━━━ EXERCISE INPUT ━━━
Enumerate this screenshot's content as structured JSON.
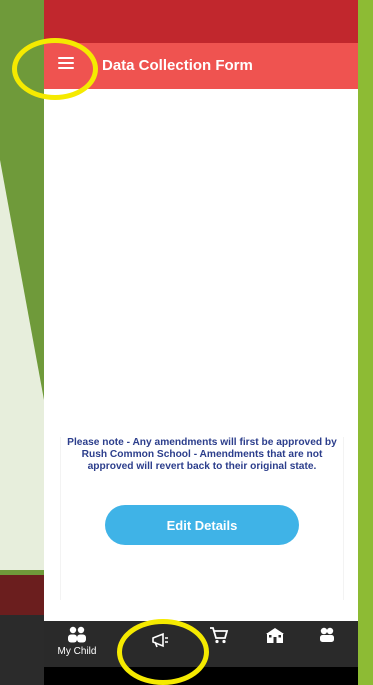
{
  "colors": {
    "status_bar": "#c1272d",
    "app_bar": "#ef5350",
    "accent_button": "#3fb3e7",
    "note_text": "#2c3e8c",
    "tab_bar": "#2a2a2a",
    "annotation": "#f5ea00",
    "slide_green": "#8dbb34"
  },
  "header": {
    "menu_icon": "hamburger-menu-icon",
    "title": "Data Collection Form"
  },
  "notice": {
    "text": "Please note - Any amendments will first be approved by Rush Common School - Amendments that are not approved will revert back to their original state."
  },
  "actions": {
    "edit_label": "Edit Details"
  },
  "tabs": [
    {
      "icon": "people-icon",
      "label": "My Child"
    },
    {
      "icon": "megaphone-icon",
      "label": ""
    },
    {
      "icon": "cart-icon",
      "label": ""
    },
    {
      "icon": "school-icon",
      "label": ""
    },
    {
      "icon": "contact-icon",
      "label": ""
    }
  ]
}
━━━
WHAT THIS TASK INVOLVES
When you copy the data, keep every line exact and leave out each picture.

TASK SOLUTION
Enumerate this screenshot's content as structured JSON.
{
  "colors": {
    "status_bar": "#c1272d",
    "app_bar": "#ef5350",
    "accent_button": "#3fb3e7",
    "note_text": "#2c3e8c",
    "tab_bar": "#2a2a2a",
    "annotation": "#f5ea00",
    "slide_green": "#8dbb34"
  },
  "header": {
    "menu_icon": "hamburger-menu-icon",
    "title": "Data Collection Form"
  },
  "notice": {
    "text": "Please note - Any amendments will first be approved by Rush Common School - Amendments that are not approved will revert back to their original state."
  },
  "actions": {
    "edit_label": "Edit Details"
  },
  "tabs": [
    {
      "icon": "people-icon",
      "label": "My Child"
    },
    {
      "icon": "megaphone-icon",
      "label": ""
    },
    {
      "icon": "cart-icon",
      "label": ""
    },
    {
      "icon": "school-icon",
      "label": ""
    },
    {
      "icon": "contact-icon",
      "label": ""
    }
  ]
}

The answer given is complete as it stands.